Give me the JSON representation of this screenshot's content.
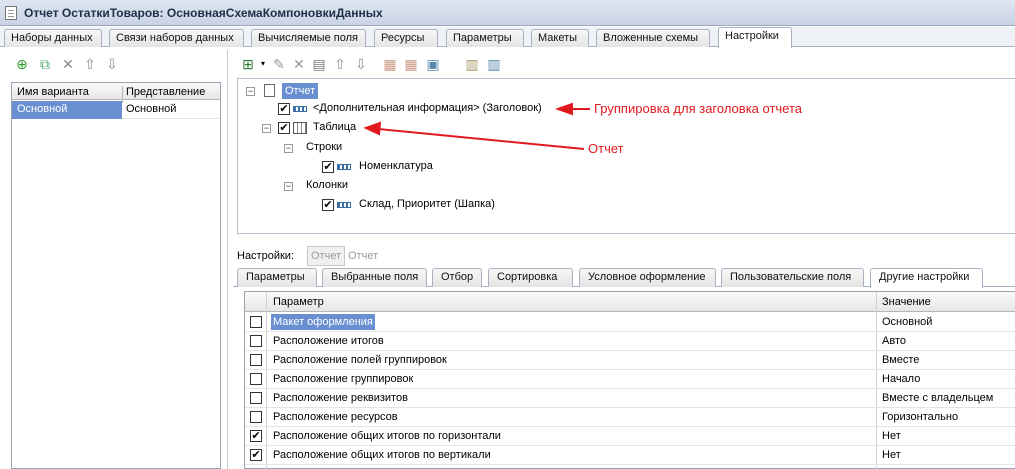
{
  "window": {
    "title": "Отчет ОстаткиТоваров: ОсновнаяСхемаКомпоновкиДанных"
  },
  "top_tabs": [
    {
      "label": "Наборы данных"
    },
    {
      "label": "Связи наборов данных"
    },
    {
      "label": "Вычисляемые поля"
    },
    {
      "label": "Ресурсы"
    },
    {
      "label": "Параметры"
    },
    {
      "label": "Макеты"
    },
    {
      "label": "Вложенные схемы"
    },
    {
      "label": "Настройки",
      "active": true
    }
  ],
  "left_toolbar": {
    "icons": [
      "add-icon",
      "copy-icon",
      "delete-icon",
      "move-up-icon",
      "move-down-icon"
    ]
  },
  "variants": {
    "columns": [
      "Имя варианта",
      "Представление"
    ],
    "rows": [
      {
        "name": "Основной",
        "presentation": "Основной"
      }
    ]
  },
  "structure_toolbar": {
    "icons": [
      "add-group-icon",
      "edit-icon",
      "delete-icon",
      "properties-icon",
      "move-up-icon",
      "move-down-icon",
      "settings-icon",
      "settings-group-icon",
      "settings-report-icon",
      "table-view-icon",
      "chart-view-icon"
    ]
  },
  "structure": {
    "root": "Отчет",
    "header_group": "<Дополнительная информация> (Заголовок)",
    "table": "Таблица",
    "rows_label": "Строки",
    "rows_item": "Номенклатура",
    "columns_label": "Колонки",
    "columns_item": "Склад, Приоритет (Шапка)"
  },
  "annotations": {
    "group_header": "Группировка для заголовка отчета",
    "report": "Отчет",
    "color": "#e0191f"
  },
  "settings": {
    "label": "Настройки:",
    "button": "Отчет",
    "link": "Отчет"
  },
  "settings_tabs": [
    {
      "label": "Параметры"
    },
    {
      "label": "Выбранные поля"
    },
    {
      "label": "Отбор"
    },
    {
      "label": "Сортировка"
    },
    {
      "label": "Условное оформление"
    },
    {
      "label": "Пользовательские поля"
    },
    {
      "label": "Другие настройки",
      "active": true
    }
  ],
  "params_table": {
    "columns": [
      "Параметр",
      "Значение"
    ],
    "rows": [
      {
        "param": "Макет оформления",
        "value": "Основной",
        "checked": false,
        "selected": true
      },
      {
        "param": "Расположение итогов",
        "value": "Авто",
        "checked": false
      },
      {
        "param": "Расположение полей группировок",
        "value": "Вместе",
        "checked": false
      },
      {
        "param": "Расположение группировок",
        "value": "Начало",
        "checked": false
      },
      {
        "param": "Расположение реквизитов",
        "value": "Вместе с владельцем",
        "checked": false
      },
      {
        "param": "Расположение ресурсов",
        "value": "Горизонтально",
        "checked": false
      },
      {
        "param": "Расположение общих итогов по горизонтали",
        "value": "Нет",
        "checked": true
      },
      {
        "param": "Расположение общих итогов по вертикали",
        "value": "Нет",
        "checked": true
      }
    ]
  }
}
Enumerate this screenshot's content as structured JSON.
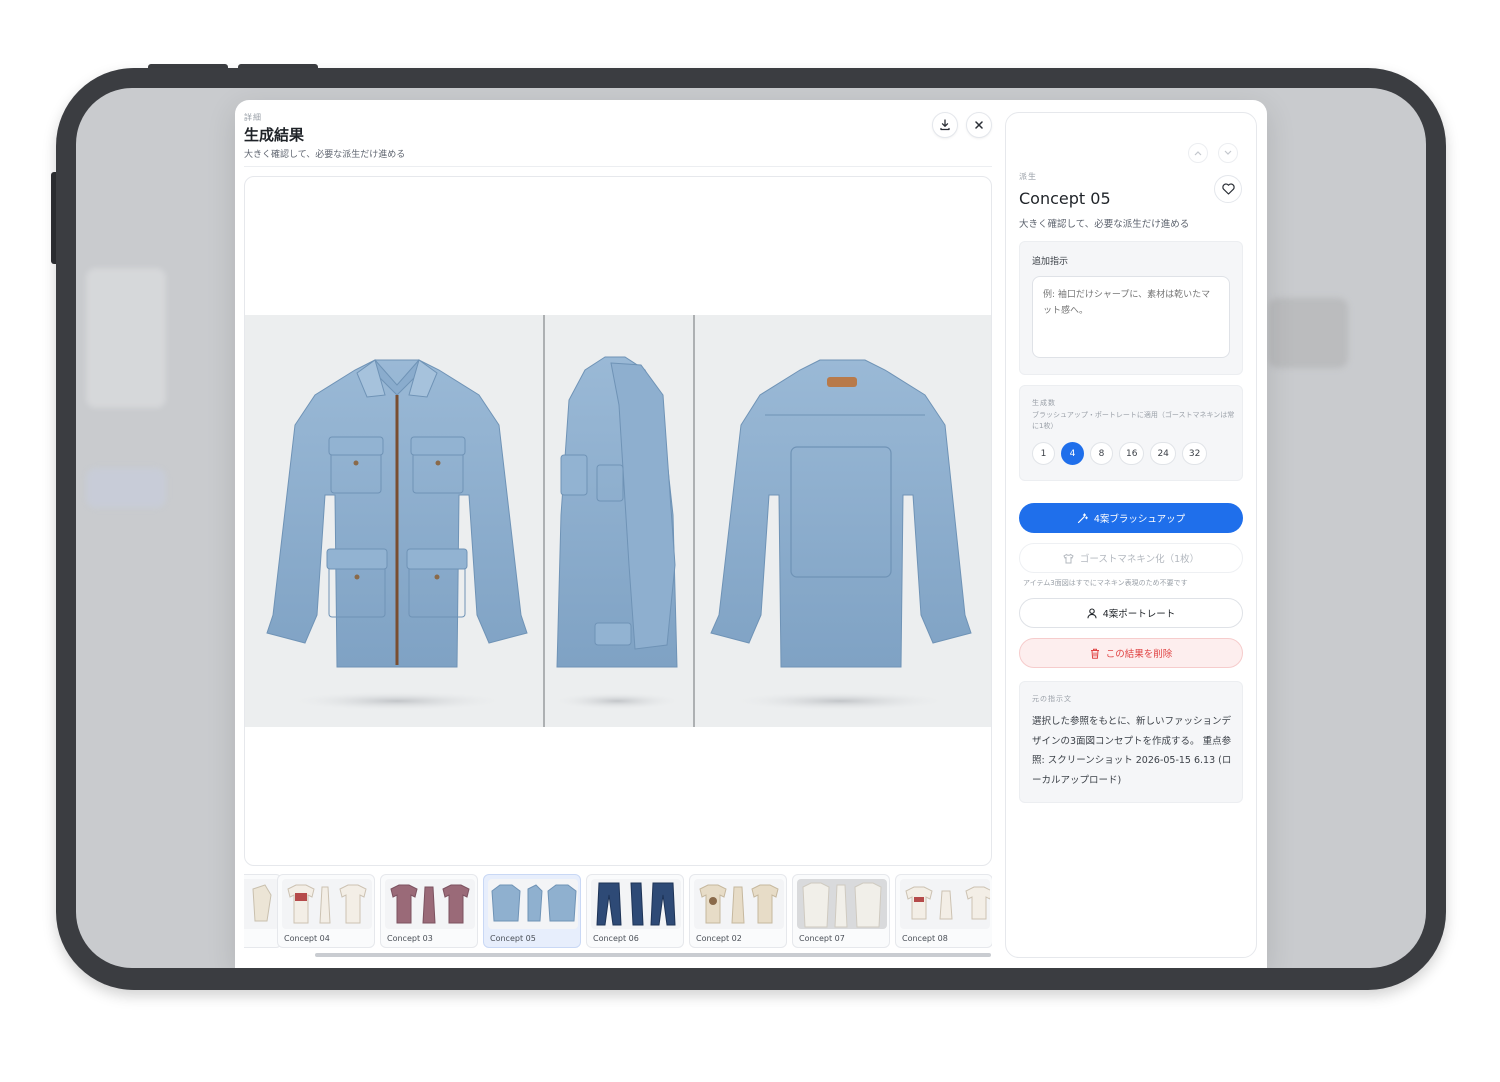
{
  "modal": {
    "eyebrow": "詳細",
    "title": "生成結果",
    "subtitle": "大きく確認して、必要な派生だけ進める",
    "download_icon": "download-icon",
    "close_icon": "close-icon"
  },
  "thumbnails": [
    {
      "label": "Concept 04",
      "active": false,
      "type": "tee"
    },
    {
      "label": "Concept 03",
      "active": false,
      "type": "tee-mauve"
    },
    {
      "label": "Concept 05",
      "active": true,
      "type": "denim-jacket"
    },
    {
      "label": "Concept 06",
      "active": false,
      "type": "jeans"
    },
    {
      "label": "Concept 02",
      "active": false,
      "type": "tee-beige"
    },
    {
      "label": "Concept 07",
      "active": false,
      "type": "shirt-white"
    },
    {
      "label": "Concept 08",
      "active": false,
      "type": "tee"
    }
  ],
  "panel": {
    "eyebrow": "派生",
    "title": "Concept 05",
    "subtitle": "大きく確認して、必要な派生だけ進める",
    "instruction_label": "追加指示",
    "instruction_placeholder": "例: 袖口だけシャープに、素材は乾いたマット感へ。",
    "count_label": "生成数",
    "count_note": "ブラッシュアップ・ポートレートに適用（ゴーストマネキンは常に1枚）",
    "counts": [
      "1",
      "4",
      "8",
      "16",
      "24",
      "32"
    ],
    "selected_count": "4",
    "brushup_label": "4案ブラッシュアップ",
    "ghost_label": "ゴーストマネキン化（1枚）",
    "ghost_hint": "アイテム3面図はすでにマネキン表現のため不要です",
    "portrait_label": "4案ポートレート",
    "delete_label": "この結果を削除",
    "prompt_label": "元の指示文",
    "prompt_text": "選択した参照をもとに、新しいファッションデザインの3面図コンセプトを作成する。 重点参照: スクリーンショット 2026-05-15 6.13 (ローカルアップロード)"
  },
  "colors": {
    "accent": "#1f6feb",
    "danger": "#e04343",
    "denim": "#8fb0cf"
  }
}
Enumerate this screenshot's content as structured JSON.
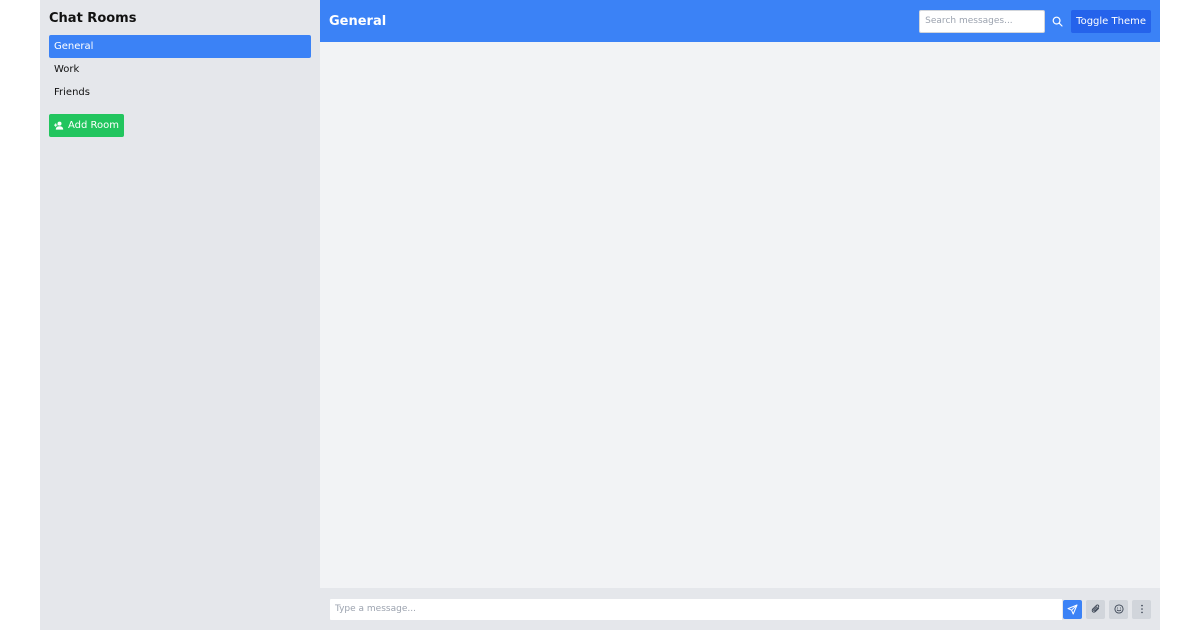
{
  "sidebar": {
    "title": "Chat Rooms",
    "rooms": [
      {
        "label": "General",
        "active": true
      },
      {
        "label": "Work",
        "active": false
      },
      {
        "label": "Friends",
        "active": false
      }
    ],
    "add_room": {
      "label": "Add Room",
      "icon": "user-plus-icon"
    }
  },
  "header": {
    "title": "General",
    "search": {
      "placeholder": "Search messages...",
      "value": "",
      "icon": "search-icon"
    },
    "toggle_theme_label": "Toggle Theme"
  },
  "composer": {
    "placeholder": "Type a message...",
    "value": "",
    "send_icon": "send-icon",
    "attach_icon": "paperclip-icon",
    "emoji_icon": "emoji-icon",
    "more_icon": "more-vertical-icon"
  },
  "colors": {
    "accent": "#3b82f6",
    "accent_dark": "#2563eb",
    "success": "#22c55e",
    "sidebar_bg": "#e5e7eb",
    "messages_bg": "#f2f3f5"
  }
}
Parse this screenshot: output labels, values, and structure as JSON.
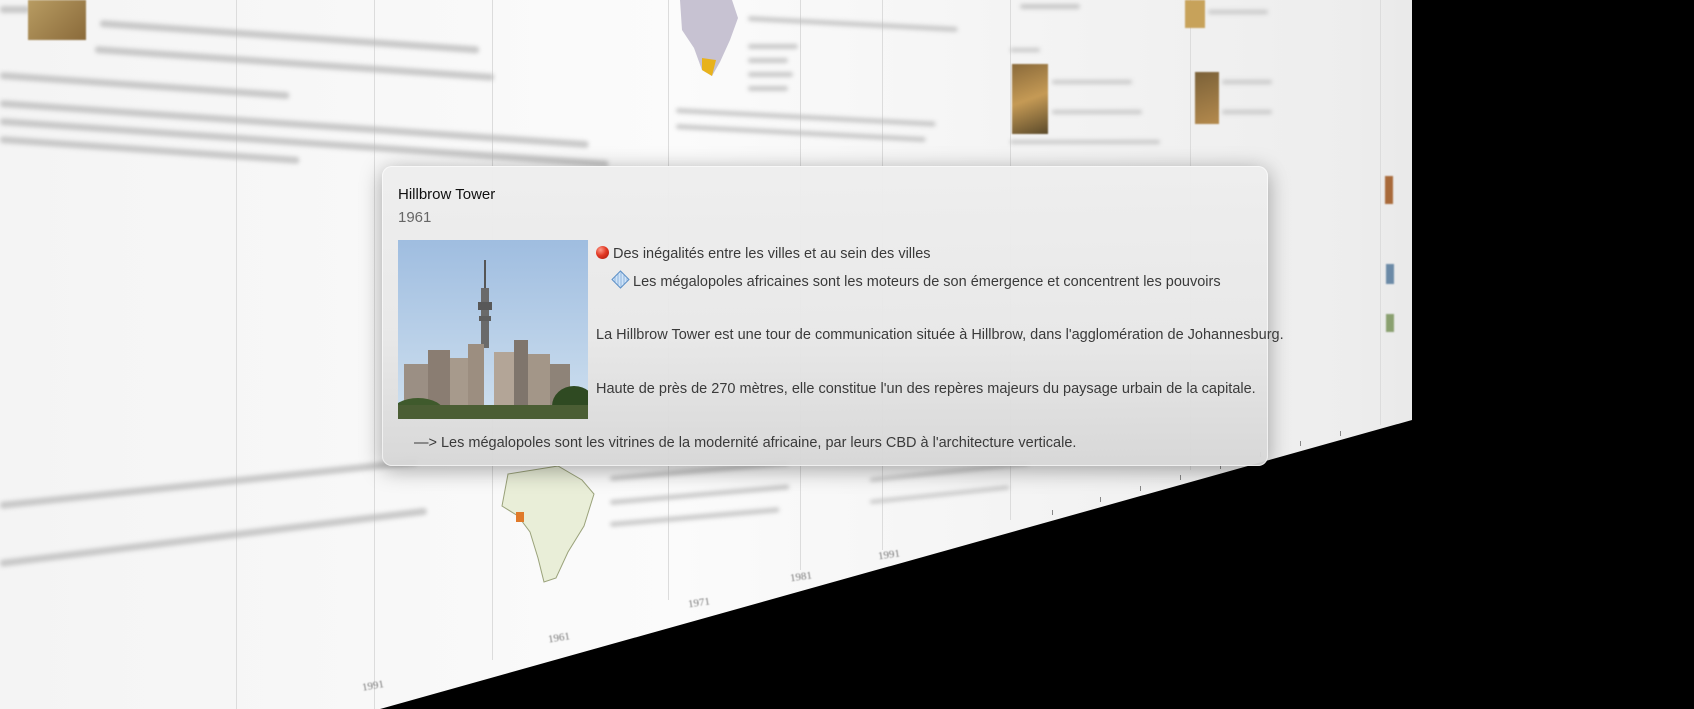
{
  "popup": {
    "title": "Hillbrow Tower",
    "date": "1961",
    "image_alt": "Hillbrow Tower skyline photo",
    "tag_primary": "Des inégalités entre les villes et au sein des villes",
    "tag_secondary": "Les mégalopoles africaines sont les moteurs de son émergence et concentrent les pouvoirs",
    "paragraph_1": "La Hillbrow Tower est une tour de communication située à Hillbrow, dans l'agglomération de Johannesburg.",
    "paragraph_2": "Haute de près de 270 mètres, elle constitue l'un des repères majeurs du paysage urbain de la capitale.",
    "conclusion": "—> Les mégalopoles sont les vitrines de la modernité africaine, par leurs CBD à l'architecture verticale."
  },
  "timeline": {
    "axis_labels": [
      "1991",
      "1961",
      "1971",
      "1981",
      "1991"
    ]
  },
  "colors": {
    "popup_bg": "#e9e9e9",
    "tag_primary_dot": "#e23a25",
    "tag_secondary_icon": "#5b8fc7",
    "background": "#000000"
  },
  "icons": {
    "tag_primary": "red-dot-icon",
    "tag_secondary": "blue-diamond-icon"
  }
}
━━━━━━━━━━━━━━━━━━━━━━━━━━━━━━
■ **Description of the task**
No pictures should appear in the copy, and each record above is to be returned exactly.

■ **Answer to this problem**
Give me the JSON representation of this screenshot's content.
{
  "window": {
    "title": "Отчет ОстаткиТоваров: ОсновнаяСхемаКомпоновкиДанных"
  },
  "top_tabs": [
    {
      "label": "Наборы данных"
    },
    {
      "label": "Связи наборов данных"
    },
    {
      "label": "Вычисляемые поля"
    },
    {
      "label": "Ресурсы"
    },
    {
      "label": "Параметры"
    },
    {
      "label": "Макеты"
    },
    {
      "label": "Вложенные схемы"
    },
    {
      "label": "Настройки",
      "active": true
    }
  ],
  "left_toolbar": {
    "icons": [
      "add-icon",
      "copy-icon",
      "delete-icon",
      "move-up-icon",
      "move-down-icon"
    ]
  },
  "variants": {
    "columns": [
      "Имя варианта",
      "Представление"
    ],
    "rows": [
      {
        "name": "Основной",
        "presentation": "Основной"
      }
    ]
  },
  "structure_toolbar": {
    "icons": [
      "add-group-icon",
      "edit-icon",
      "delete-icon",
      "properties-icon",
      "move-up-icon",
      "move-down-icon",
      "settings-icon",
      "settings-group-icon",
      "settings-report-icon",
      "table-view-icon",
      "chart-view-icon"
    ]
  },
  "structure": {
    "root": "Отчет",
    "header_group": "<Дополнительная информация> (Заголовок)",
    "table": "Таблица",
    "rows_label": "Строки",
    "rows_item": "Номенклатура",
    "columns_label": "Колонки",
    "columns_item": "Склад, Приоритет (Шапка)"
  },
  "annotations": {
    "group_header": "Группировка для заголовка отчета",
    "report": "Отчет",
    "color": "#e0191f"
  },
  "settings": {
    "label": "Настройки:",
    "button": "Отчет",
    "link": "Отчет"
  },
  "settings_tabs": [
    {
      "label": "Параметры"
    },
    {
      "label": "Выбранные поля"
    },
    {
      "label": "Отбор"
    },
    {
      "label": "Сортировка"
    },
    {
      "label": "Условное оформление"
    },
    {
      "label": "Пользовательские поля"
    },
    {
      "label": "Другие настройки",
      "active": true
    }
  ],
  "params_table": {
    "columns": [
      "Параметр",
      "Значение"
    ],
    "rows": [
      {
        "param": "Макет оформления",
        "value": "Основной",
        "checked": false,
        "selected": true
      },
      {
        "param": "Расположение итогов",
        "value": "Авто",
        "checked": false
      },
      {
        "param": "Расположение полей группировок",
        "value": "Вместе",
        "checked": false
      },
      {
        "param": "Расположение группировок",
        "value": "Начало",
        "checked": false
      },
      {
        "param": "Расположение реквизитов",
        "value": "Вместе с владельцем",
        "checked": false
      },
      {
        "param": "Расположение ресурсов",
        "value": "Горизонтально",
        "checked": false
      },
      {
        "param": "Расположение общих итогов по горизонтали",
        "value": "Нет",
        "checked": true
      },
      {
        "param": "Расположение общих итогов по вертикали",
        "value": "Нет",
        "checked": true
      }
    ]
  }
}
Enumerate this screenshot's content as structured JSON.
{
  "modal": {
    "eyebrow": "詳細",
    "title": "生成結果",
    "subtitle": "大きく確認して、必要な派生だけ進める",
    "download_icon": "download-icon",
    "close_icon": "close-icon"
  },
  "thumbnails": [
    {
      "label": "Concept 04",
      "active": false,
      "type": "tee"
    },
    {
      "label": "Concept 03",
      "active": false,
      "type": "tee-mauve"
    },
    {
      "label": "Concept 05",
      "active": true,
      "type": "denim-jacket"
    },
    {
      "label": "Concept 06",
      "active": false,
      "type": "jeans"
    },
    {
      "label": "Concept 02",
      "active": false,
      "type": "tee-beige"
    },
    {
      "label": "Concept 07",
      "active": false,
      "type": "shirt-white"
    },
    {
      "label": "Concept 08",
      "active": false,
      "type": "tee"
    }
  ],
  "panel": {
    "eyebrow": "派生",
    "title": "Concept 05",
    "subtitle": "大きく確認して、必要な派生だけ進める",
    "instruction_label": "追加指示",
    "instruction_placeholder": "例: 袖口だけシャープに、素材は乾いたマット感へ。",
    "count_label": "生成数",
    "count_note": "ブラッシュアップ・ポートレートに適用（ゴーストマネキンは常に1枚）",
    "counts": [
      "1",
      "4",
      "8",
      "16",
      "24",
      "32"
    ],
    "selected_count": "4",
    "brushup_label": "4案ブラッシュアップ",
    "ghost_label": "ゴーストマネキン化（1枚）",
    "ghost_hint": "アイテム3面図はすでにマネキン表現のため不要です",
    "portrait_label": "4案ポートレート",
    "delete_label": "この結果を削除",
    "prompt_label": "元の指示文",
    "prompt_text": "選択した参照をもとに、新しいファッションデザインの3面図コンセプトを作成する。 重点参照: スクリーンショット 2026-05-15 6.13 (ローカルアップロード)"
  },
  "colors": {
    "accent": "#1f6feb",
    "danger": "#e04343",
    "denim": "#8fb0cf"
  }
}
Enumerate this screenshot's content as structured JSON.
{
  "sidebar": {
    "title": "Chat Rooms",
    "rooms": [
      {
        "label": "General",
        "active": true
      },
      {
        "label": "Work",
        "active": false
      },
      {
        "label": "Friends",
        "active": false
      }
    ],
    "add_room": {
      "label": "Add Room",
      "icon": "user-plus-icon"
    }
  },
  "header": {
    "title": "General",
    "search": {
      "placeholder": "Search messages...",
      "value": "",
      "icon": "search-icon"
    },
    "toggle_theme_label": "Toggle Theme"
  },
  "composer": {
    "placeholder": "Type a message...",
    "value": "",
    "send_icon": "send-icon",
    "attach_icon": "paperclip-icon",
    "emoji_icon": "emoji-icon",
    "more_icon": "more-vertical-icon"
  },
  "colors": {
    "accent": "#3b82f6",
    "accent_dark": "#2563eb",
    "success": "#22c55e",
    "sidebar_bg": "#e5e7eb",
    "messages_bg": "#f2f3f5"
  }
}
Parse this screenshot: output labels, values, and structure as JSON.
{
  "popup": {
    "title": "Hillbrow Tower",
    "date": "1961",
    "image_alt": "Hillbrow Tower skyline photo",
    "tag_primary": "Des inégalités entre les villes et au sein des villes",
    "tag_secondary": "Les mégalopoles africaines sont les moteurs de son émergence et concentrent les pouvoirs",
    "paragraph_1": "La Hillbrow Tower est une tour de communication située à Hillbrow, dans l'agglomération de Johannesburg.",
    "paragraph_2": "Haute de près de 270 mètres, elle constitue l'un des repères majeurs du paysage urbain de la capitale.",
    "conclusion": "—> Les mégalopoles sont les vitrines de la modernité africaine, par leurs CBD à l'architecture verticale."
  },
  "timeline": {
    "axis_labels": [
      "1991",
      "1961",
      "1971",
      "1981",
      "1991"
    ]
  },
  "colors": {
    "popup_bg": "#e9e9e9",
    "tag_primary_dot": "#e23a25",
    "tag_secondary_icon": "#5b8fc7",
    "background": "#000000"
  },
  "icons": {
    "tag_primary": "red-dot-icon",
    "tag_secondary": "blue-diamond-icon"
  }
}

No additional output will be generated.